The Bank of Canada released two quarterly surveys this week: the Business Outlook Survey and the Senior Loan Officer Survey. Together, the two surveys relay information on trends in firm sales, investment, employment, and bank lending standards.
The reports suggest that economic uncertainty remains high and current conditions are weak and expected to weaken further. However, there is a silver lining: a growing share of survey respondents expect sales, investment, labor, and banking conditions to improve over the next year.
The Canadian economy, like the rest of the world, is contracting quickly.

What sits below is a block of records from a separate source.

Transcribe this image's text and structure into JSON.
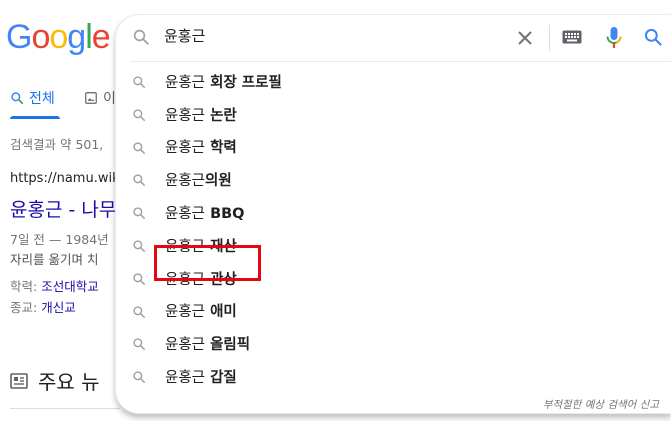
{
  "logo": {
    "letters": [
      "G",
      "o",
      "o",
      "g",
      "l",
      "e"
    ],
    "colors": [
      "#4285F4",
      "#EA4335",
      "#FBBC05",
      "#4285F4",
      "#34A853",
      "#EA4335"
    ]
  },
  "results_page": {
    "tab_all": "전체",
    "tab_images": "이",
    "result_stats": "검색결과 약 501,",
    "result": {
      "url": "https://namu.wiki",
      "title": "윤홍근 - 나무",
      "snippet_line1": "7일 전 — 1984년",
      "snippet_line2": "자리를 옮기며 치",
      "meta1_label": "학력:",
      "meta1_value": "조선대학교",
      "meta2_label": "종교:",
      "meta2_value": "개신교"
    },
    "news_heading": "주요 뉴"
  },
  "search": {
    "query": "윤홍근"
  },
  "suggestions": [
    {
      "prefix": "윤홍근",
      "suffix": " 회장 프로필"
    },
    {
      "prefix": "윤홍근",
      "suffix": " 논란"
    },
    {
      "prefix": "윤홍근",
      "suffix": " 학력"
    },
    {
      "prefix": "윤홍근",
      "suffix": "의원"
    },
    {
      "prefix": "윤홍근",
      "suffix": " BBQ"
    },
    {
      "prefix": "윤홍근",
      "suffix": " 재산"
    },
    {
      "prefix": "윤홍근",
      "suffix": " 관상"
    },
    {
      "prefix": "윤홍근",
      "suffix": " 애미"
    },
    {
      "prefix": "윤홍근",
      "suffix": " 올림픽"
    },
    {
      "prefix": "윤홍근",
      "suffix": " 갑질"
    }
  ],
  "report_link": "부적절한 예상 검색어 신고",
  "colors": {
    "accent": "#1a73e8",
    "link": "#1a0dab",
    "highlight": "#e30613"
  },
  "icons": [
    "search-icon",
    "close-icon",
    "keyboard-icon",
    "microphone-icon",
    "image-icon",
    "news-icon"
  ]
}
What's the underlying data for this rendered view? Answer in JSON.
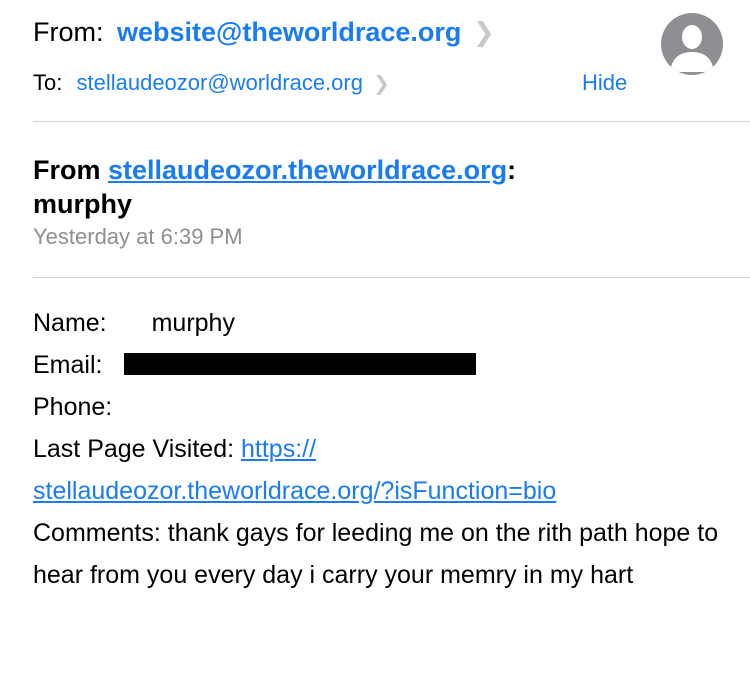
{
  "header": {
    "from_label": "From:",
    "from_value": "website@theworldrace.org",
    "to_label": "To:",
    "to_value": "stellaudeozor@worldrace.org",
    "hide_label": "Hide",
    "chevron_icon": "chevron-right-icon",
    "avatar_icon": "person-silhouette-icon"
  },
  "message": {
    "subject_prefix": "From ",
    "subject_link": "stellaudeozor.theworldrace.org",
    "subject_colon": ":",
    "subject_name": "murphy",
    "timestamp": "Yesterday at 6:39 PM"
  },
  "body": {
    "name_label": "Name:",
    "name_value": "murphy",
    "email_label": "Email:",
    "phone_label": "Phone:",
    "last_page_label": "Last Page Visited: ",
    "last_page_link_line1": "https://",
    "last_page_link_line2": "stellaudeozor.theworldrace.org/?isFunction=bio",
    "comments_label": "Comments: ",
    "comments_text": "thank gays for leeding me on the rith path hope to hear from you every day i carry your memry in my hart"
  },
  "colors": {
    "accent": "#1a7cf5",
    "secondary_text": "#8e8e93",
    "divider": "#d1d1d6",
    "redaction": "#000000"
  }
}
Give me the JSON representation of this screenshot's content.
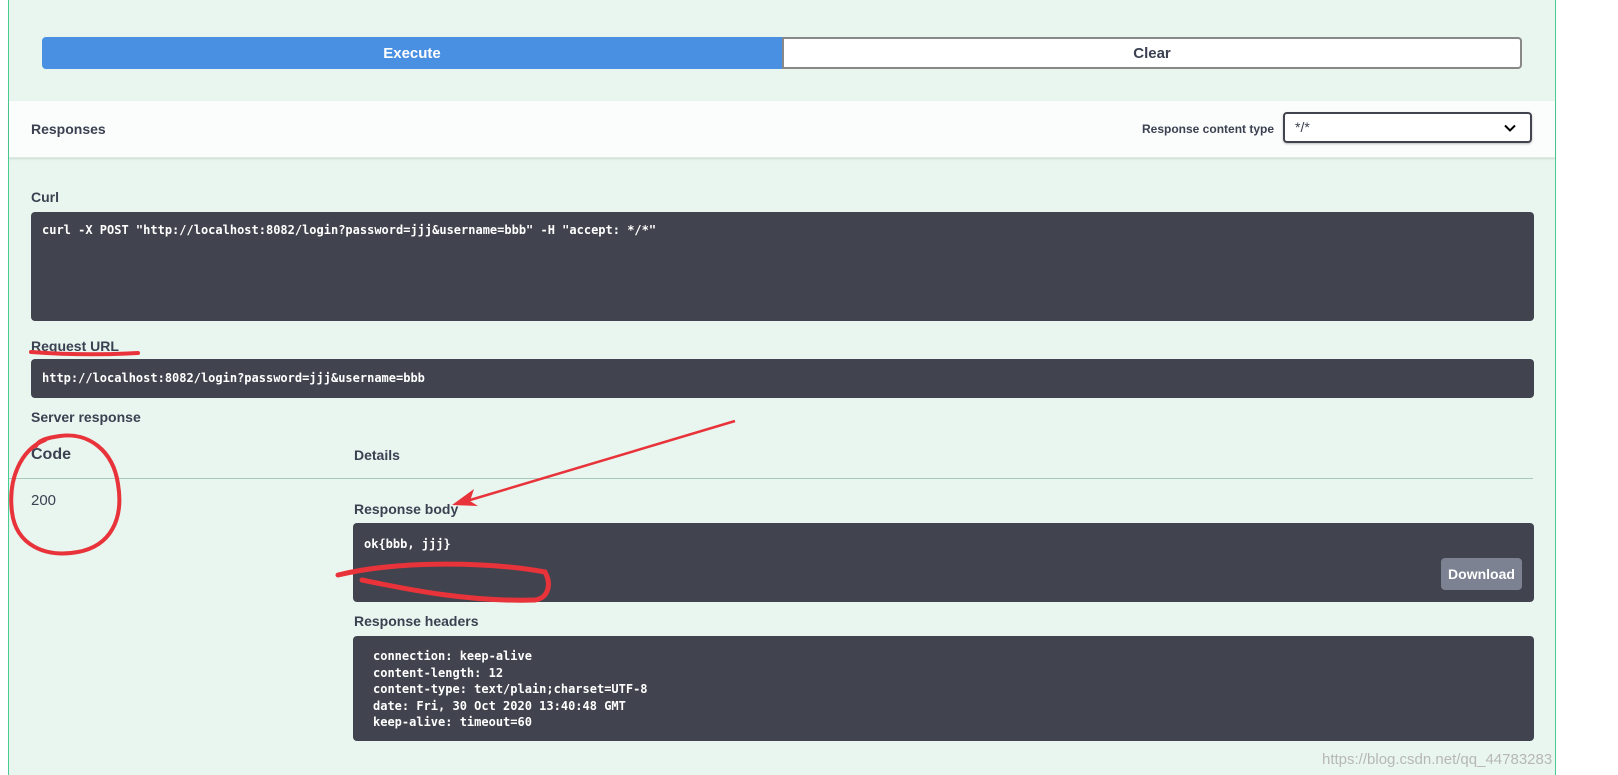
{
  "actions": {
    "execute_label": "Execute",
    "clear_label": "Clear"
  },
  "responses": {
    "title": "Responses",
    "content_type_label": "Response content type",
    "content_type_value": "*/*"
  },
  "curl": {
    "label": "Curl",
    "command": "curl -X POST \"http://localhost:8082/login?password=jjj&username=bbb\" -H \"accept: */*\""
  },
  "request_url": {
    "label": "Request URL",
    "value": "http://localhost:8082/login?password=jjj&username=bbb"
  },
  "server_response": {
    "label": "Server response",
    "code_header": "Code",
    "details_header": "Details",
    "code": "200",
    "response_body_label": "Response body",
    "response_body": "ok{bbb, jjj}",
    "download_label": "Download",
    "response_headers_label": "Response headers",
    "response_headers": [
      "connection: keep-alive",
      "content-length: 12",
      "content-type: text/plain;charset=UTF-8",
      "date: Fri, 30 Oct 2020 13:40:48 GMT",
      "keep-alive: timeout=60"
    ]
  },
  "watermark": "https://blog.csdn.net/qq_44783283",
  "colors": {
    "execute": "#4990e2",
    "panel_bg": "#e9f6f0",
    "panel_border": "#49cc90",
    "code_bg": "#41444e",
    "annotation": "#e8333a"
  },
  "icons": {
    "select_chevron": "chevron-down-icon"
  }
}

The chart illustrates quarterly real economic growth and the unemployment rate in Canada since 1976. Economic conditions have decreased substantially: GDP fell 0.8% in Q4 2008 and the unemployment rate rose to 7.6% in Q1 2009, and both are expect to fall further.
Consistent with the drop in Q4 2008 GDP and Q1 2009 employment, the Bank of Canada's Business Outlook Survey indicates that past and/or prospective sales growth, investment, and employment continue to deteriorate into Q1 2009.
Expected sales growth is still negative in net, but a growing share of firms report an increase in past sales and an rising expected sales.
The chart illustrates the net share of firms that reported an increase in sales over past 12 months (Q1 2008 to Q1 2009), and those that reported an expected increase in sales over the next 12 months (Q1 2009 to Q1 2010). Overall, sales prospects continue to deteriorate. However, a larger share of firms reported increasing sales volumes over the last year in Q1 2009 compared to the previous quarter; and furthermore, a growing share of firms expect sales to improve over the next year.
Investment and employment prospects are still negative; however, a growing share of firms report improved conditions going forward.
This chart illustrates a similar story as does the sales chart: investment and employment prospects continue to decline in net; however, a growing number of firms are more optimistic about future conditions. Furthermore, there share of survey respondents that expect labor conditions to improve is almost equal to that of respondents that expect labor conditions to weaken.
Finally, according to the Bank of Canada's Senior Loan Officer survey, Q1 2009 bank lending remains tight, having tightened further since Q4 2008. However, the net new tightening was less widespread, meaning that more banks reported either not tightening or actually easing (the survey does not tell).
Together, the reports suggest further economic decline and tightening of lending standards is in the pipeline for Canada. The Bank of Montreal forecasts that the economy will contract another annualized 6.5% in Q1 2009 (roughly 1.6% on a quarterly basis), exceeding the 3.4% annualized (0.8% on a quarterly basis) contraction in Q4 2008.
The economic uncertainty is still strong, but the survey results suggest that a sliver of the anxiety is wearing off. Firms and banks may turn a corner if the uncertainty ebbs.